→ Task instructions: Return only the number of lines in the records below where the string "fail" shows up.

Stored records:

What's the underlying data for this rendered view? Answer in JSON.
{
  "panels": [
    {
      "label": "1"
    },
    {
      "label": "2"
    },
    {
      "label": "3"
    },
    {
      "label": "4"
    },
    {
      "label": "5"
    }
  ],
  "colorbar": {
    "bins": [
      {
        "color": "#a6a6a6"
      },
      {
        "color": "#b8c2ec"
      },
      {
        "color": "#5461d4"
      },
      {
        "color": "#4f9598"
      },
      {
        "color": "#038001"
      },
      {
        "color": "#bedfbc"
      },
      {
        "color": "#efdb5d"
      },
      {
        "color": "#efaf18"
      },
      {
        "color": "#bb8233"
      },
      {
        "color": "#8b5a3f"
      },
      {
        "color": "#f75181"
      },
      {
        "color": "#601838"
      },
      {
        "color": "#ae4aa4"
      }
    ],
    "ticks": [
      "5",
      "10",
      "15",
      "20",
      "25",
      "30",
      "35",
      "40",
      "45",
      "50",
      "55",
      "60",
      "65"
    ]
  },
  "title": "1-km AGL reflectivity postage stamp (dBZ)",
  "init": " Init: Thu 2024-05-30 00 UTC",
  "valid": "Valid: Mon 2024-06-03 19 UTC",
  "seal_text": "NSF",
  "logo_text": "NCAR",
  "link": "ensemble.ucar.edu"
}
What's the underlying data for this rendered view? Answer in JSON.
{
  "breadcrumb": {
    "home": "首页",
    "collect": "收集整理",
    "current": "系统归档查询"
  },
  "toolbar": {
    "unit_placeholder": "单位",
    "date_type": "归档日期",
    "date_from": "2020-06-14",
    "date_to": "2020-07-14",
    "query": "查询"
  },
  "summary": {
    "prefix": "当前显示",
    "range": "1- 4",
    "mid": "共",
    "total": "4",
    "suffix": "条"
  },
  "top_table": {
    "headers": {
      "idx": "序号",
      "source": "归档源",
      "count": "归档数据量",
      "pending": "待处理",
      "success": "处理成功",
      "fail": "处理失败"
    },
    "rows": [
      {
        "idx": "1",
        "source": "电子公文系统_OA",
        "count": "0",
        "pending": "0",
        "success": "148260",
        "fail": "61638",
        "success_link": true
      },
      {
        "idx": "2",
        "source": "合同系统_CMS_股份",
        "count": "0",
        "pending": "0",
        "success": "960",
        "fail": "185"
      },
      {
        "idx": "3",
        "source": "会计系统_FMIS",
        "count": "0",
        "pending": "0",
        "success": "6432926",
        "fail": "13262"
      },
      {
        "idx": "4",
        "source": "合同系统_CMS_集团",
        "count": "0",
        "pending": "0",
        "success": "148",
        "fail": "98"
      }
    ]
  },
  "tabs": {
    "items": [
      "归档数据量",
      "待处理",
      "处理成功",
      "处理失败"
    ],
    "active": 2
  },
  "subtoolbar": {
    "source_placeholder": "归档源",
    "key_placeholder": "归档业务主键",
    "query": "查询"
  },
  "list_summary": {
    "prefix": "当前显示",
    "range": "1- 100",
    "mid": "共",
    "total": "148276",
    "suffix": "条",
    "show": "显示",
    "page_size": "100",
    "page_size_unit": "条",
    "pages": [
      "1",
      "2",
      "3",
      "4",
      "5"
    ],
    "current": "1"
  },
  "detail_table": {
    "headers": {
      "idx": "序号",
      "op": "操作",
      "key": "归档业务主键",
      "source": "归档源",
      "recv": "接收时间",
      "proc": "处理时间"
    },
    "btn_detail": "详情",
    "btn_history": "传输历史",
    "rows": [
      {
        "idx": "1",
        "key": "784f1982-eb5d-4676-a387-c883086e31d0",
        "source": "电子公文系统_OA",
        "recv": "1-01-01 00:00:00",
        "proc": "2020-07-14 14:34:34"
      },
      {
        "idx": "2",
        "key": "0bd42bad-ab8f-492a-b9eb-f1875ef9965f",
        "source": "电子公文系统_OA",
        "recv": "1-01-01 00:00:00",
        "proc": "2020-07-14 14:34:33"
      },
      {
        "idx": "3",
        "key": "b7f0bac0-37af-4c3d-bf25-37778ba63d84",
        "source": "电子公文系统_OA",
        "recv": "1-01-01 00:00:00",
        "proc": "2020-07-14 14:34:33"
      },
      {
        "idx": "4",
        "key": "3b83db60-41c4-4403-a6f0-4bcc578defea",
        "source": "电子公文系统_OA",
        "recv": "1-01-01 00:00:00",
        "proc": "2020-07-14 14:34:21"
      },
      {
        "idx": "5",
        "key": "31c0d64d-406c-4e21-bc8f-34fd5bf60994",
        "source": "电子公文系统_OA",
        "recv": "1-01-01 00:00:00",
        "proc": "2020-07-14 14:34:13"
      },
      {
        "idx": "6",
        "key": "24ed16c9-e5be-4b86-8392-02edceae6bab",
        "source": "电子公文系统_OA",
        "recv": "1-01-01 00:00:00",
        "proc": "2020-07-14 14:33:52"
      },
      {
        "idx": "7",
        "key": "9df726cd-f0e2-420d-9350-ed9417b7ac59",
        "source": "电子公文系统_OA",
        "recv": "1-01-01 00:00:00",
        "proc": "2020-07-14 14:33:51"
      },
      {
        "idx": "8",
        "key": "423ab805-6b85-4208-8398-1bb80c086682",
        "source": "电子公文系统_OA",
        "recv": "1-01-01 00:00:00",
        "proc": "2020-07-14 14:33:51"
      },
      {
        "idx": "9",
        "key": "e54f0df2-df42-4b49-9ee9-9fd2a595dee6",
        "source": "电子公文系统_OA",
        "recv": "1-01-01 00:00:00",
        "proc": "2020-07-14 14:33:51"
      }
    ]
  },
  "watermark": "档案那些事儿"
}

→ Solved problem: 5